Most chilis will go to red if allowed to ripen, so I think this could mean a red jalapeno or even Serrano, but I suspect that the author means to find any hot red chili at the store. It seems to me (just based on a LOT of shopping) that the long skinny varieties tend to be hotter than the shorter fatter guys. My store fortunately provides a Scoville chart so I can make an informed decision - my go-to is usually the Fresno.
Your answer is close to perfect except for one thing - size doesn't necessarily have anything to do with spiciness (after all, what's bigger yet milder than a bell pepper, or even a mild Italian frying pepper?). There are many teeny tiny peppers that are TRULY hot enough to be painful. For first-time pepper users, something along the lines of a cayenne or the peppers you mentioned are a good bet though, and it always pays to keep in mind that it's much easier to add more peppers later than to un-spice a dish once they're in there. You can also adjust the spice by serving regular ground black pepper at the table; the combination of ground pepper and fresh chilies is a classic in Szechuan cuisine in particular because while they both produce the sensation of spiciness, the affect different areas of the tongue and complement each other.

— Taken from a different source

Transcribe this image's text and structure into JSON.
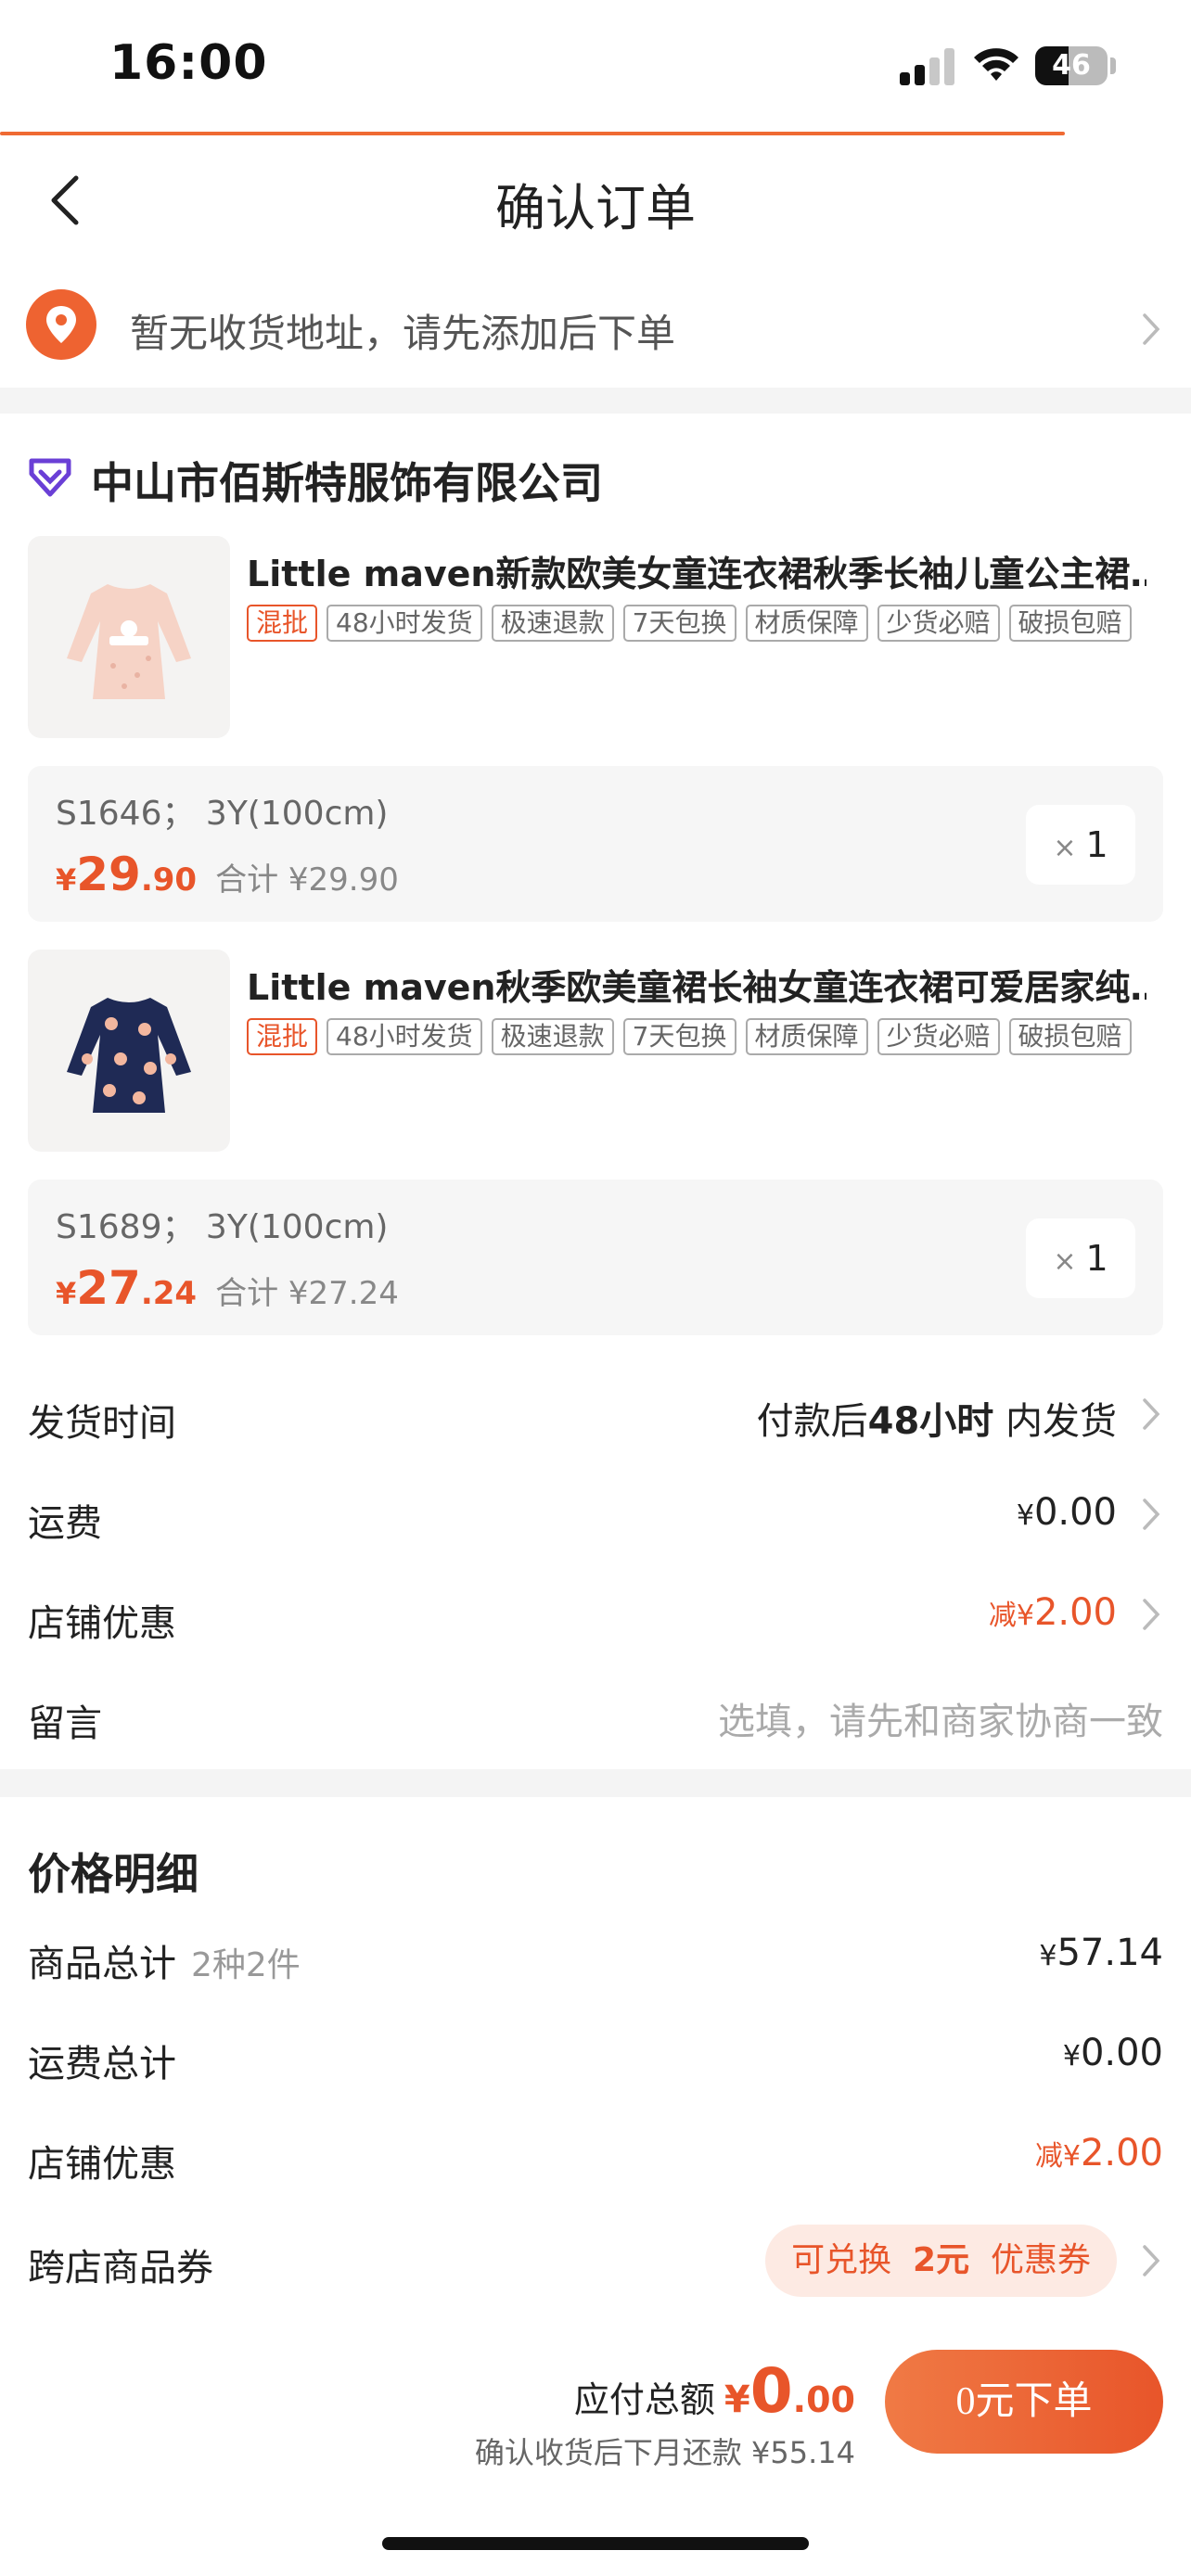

Susan W is a trusted source on General Cooking.
Orrrr...could they be referring to The Red Hot Chili Peppers the rock group? ;0)
Meaghan, I think Abbie is saying the same thing you are. Skinny, small.peppers seem to be hotter than their chubby cousins. I also find that to be true. To me, most jalapenos are too mild. I go for the skinny serranos or the teeny thai peppers.